Attach resized disk into the VM

Find the storage controller name: VBoxManage showvminfo vagrant_operator_1446740538626_12437 | grep Storage
Example: Storage Controller Name (0): IDE Controller

Attach disk into the VM: VBoxManage storageattach vagrant_operator_1446740538626_12437 --storagectl "IDE Controller" --port 0 --device 0 --type hdd --medium vagrant-puppet-disk1.vdi

Note: By attaching as device 0 automatically will detach the existing disk

Create new primary partition

Start again the VM: vagrant reload && vagrant ssh

Using fdisk: fdisk /dev/sda

Command: n

  • Partition type: p (primary)
  • Partition number (3,4, default 3): 3
  • Use default value for first and last sectors

Command: t

  • Partition number (1-3, default 3): 3
  • Hex code (type L to list all codes): 8e

Command: w

Reboot VM: reboot

Extend partition

Create physical volume: pvcreate /dev/sda3

Extend volume group: vgextend centos /dev/sda3

Extend partition: lvextend -l +100%FREE /dev/mapper/centos-root

Since CentOS uses XFS as the file system you can't use resize2fs to resize the partition.

Instead use xfxgrowfs:
Install xfx
growfs: yum install -y xfsprogs.x86_64
Resize partition: xfs_growfs /dev/mapper/centos-root

Notes:

Executing script on the host when running Vagrant commands

When running Vagrant commands there might be the need to execute something on the host as a pre setup requirement.

Since Vagrant is built with ruby it is possible to execute a shell script utilizing the system utility

system("script.sh")  

In some cases you might want to run a script only in a certain command of Vagrant, for example, when reloading the Vagrant box you might need to check if your host has all gateway routes configured or any other pre setup task.

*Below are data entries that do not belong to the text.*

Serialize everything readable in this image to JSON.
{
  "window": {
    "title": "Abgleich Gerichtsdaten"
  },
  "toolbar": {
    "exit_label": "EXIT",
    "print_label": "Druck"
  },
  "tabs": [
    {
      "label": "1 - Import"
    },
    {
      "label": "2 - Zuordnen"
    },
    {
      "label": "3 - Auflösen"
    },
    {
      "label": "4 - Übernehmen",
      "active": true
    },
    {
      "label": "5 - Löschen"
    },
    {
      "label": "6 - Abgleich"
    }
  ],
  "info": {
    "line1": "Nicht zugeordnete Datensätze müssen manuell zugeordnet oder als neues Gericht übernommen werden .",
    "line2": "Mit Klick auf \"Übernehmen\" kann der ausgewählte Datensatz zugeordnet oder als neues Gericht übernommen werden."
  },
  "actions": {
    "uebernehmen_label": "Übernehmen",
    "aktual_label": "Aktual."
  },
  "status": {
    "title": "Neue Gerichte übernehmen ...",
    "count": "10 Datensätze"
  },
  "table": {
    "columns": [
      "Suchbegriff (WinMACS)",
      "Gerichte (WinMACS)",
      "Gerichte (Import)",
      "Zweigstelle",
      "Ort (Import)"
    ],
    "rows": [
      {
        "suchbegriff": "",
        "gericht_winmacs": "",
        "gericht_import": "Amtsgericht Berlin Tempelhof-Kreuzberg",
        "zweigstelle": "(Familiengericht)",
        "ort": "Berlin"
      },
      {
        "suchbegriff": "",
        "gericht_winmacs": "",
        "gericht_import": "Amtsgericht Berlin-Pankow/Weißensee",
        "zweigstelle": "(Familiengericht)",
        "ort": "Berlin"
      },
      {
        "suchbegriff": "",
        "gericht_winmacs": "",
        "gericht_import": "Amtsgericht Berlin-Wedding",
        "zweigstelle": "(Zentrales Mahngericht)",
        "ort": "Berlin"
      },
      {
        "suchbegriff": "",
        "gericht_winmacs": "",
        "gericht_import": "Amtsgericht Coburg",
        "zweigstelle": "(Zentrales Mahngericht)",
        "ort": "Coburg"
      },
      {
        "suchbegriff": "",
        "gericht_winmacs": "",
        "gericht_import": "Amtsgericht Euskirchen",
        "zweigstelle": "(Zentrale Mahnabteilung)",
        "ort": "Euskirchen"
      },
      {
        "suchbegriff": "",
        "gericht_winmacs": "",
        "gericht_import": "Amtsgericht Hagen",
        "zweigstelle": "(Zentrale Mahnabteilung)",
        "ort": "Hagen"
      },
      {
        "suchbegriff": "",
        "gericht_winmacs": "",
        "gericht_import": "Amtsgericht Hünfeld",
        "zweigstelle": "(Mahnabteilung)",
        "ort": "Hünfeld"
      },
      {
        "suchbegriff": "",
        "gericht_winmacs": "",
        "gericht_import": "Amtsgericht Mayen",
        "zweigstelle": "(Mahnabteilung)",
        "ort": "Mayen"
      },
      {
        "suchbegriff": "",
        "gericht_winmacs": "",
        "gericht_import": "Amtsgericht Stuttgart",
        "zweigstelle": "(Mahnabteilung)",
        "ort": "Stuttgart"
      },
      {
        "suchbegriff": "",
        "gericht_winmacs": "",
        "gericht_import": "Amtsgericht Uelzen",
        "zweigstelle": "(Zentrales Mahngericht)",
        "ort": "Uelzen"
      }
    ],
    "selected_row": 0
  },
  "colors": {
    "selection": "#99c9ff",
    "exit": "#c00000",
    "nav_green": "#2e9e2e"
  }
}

system("  
  if [ #{ARGV[0]} = 'reload' ]; then
    echo 'Setting up routes on the host when reloading Vagrant box'
    ./set-up-routes.sh
  fi
")